§ **RECORD EXTRACTS**
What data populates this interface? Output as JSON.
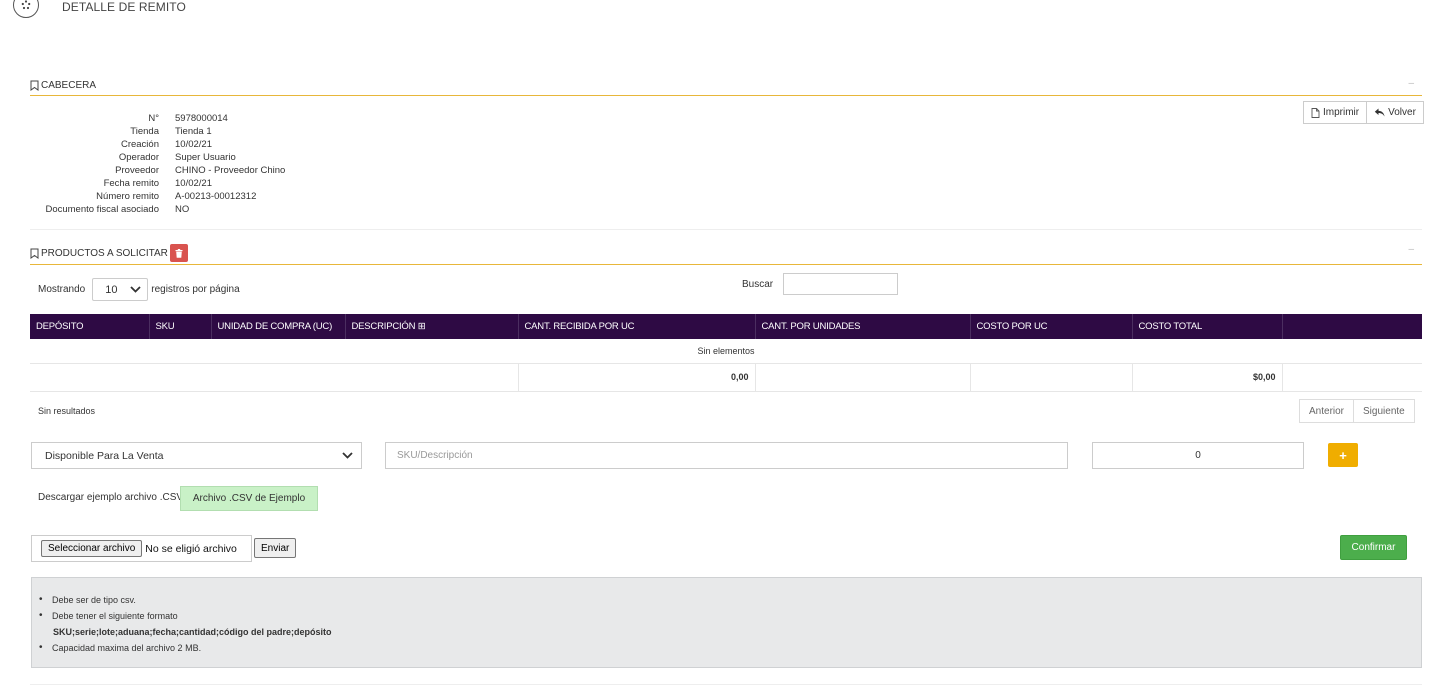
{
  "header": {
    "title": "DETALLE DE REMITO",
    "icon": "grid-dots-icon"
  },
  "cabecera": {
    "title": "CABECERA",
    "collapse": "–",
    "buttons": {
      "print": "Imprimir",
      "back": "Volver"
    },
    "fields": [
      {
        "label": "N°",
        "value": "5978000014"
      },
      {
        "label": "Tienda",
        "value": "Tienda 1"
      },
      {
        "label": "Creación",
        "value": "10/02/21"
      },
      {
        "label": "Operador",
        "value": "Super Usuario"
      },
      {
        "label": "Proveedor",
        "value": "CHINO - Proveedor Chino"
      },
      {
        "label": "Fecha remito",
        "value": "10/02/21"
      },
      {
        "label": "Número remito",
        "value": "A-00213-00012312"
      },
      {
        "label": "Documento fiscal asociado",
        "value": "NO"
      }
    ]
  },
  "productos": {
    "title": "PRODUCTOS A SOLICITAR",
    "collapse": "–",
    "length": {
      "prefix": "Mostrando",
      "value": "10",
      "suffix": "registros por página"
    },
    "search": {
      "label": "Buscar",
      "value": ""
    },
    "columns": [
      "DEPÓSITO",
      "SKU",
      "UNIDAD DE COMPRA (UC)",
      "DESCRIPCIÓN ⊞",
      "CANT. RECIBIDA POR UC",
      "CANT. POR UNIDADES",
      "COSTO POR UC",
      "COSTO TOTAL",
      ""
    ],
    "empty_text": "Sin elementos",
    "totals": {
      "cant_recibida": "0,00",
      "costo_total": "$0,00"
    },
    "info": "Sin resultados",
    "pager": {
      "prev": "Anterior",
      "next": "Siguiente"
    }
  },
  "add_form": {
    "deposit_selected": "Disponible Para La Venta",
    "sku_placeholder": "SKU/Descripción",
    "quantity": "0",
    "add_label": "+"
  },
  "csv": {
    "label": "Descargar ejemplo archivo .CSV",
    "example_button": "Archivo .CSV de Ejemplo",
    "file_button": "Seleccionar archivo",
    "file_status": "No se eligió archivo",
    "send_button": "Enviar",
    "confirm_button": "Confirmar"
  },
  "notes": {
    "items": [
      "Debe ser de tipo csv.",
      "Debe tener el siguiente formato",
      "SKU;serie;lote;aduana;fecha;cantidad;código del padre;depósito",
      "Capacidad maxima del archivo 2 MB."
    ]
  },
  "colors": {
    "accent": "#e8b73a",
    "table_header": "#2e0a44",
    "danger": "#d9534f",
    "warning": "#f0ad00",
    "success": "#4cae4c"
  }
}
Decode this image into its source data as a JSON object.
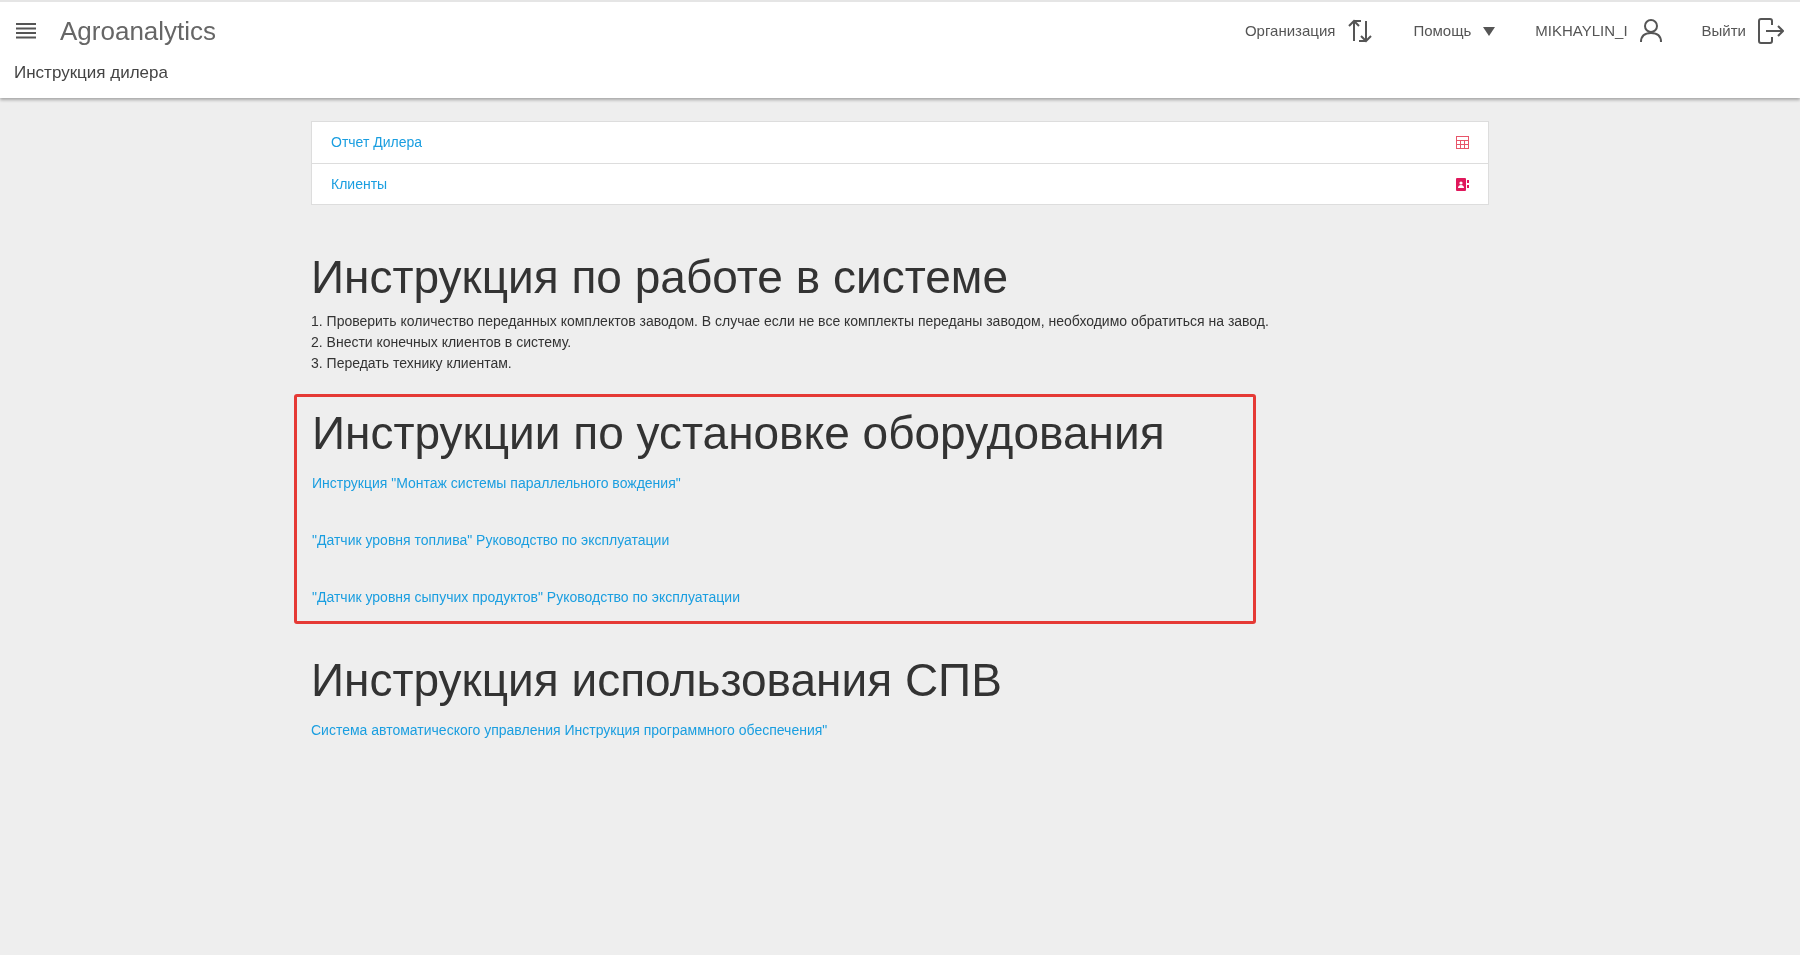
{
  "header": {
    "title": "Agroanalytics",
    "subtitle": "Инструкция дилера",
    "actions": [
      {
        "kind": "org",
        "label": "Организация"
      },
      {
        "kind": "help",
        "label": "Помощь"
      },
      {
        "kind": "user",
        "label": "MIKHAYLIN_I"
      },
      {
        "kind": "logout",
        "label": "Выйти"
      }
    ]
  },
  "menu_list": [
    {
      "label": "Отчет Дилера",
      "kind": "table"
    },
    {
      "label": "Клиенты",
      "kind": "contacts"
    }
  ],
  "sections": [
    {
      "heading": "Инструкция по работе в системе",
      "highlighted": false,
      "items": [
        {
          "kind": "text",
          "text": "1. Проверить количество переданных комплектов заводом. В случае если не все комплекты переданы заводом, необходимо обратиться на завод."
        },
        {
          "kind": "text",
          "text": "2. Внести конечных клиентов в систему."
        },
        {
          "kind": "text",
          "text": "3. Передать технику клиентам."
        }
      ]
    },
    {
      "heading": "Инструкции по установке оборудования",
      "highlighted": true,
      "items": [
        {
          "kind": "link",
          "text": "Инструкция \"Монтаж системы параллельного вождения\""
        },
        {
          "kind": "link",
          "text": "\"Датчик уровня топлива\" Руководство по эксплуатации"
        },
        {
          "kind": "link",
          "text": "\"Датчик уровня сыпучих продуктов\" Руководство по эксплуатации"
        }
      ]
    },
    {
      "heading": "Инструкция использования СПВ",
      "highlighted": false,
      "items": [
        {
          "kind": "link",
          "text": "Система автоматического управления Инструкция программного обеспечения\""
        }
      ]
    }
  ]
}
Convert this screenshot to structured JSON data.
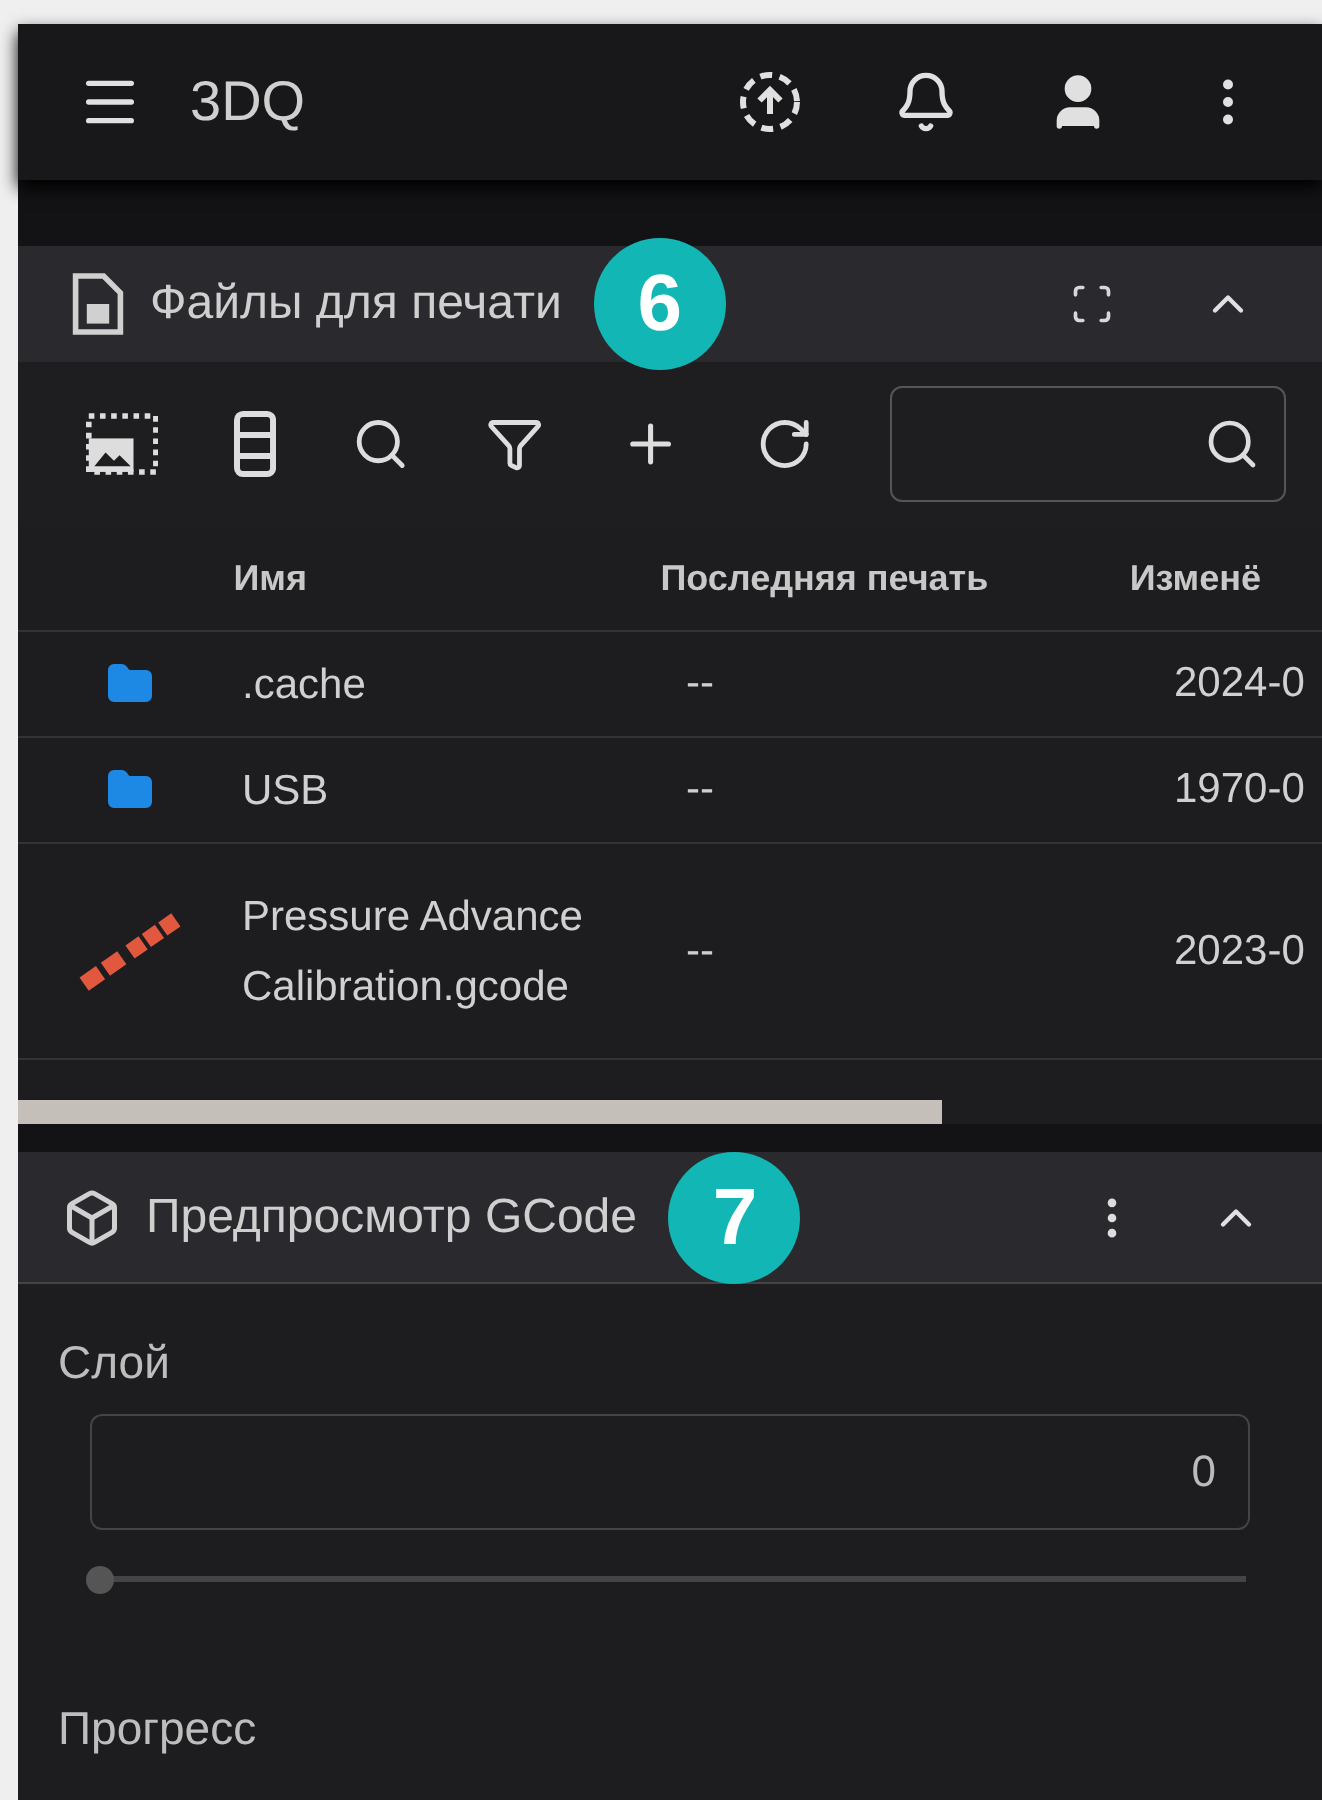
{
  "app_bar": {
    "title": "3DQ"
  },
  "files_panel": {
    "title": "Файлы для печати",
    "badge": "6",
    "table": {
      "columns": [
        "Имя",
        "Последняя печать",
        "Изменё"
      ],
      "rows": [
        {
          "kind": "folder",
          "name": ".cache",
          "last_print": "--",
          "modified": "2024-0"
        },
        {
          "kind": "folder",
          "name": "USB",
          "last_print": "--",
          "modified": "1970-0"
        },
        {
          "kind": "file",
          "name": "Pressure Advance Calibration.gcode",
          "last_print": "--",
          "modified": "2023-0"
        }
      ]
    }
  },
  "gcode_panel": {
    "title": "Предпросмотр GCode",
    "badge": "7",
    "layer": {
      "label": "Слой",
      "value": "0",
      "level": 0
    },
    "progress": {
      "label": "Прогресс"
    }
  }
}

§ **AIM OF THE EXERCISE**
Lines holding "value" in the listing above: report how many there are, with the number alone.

§ **THE COMPLETED TASK**
11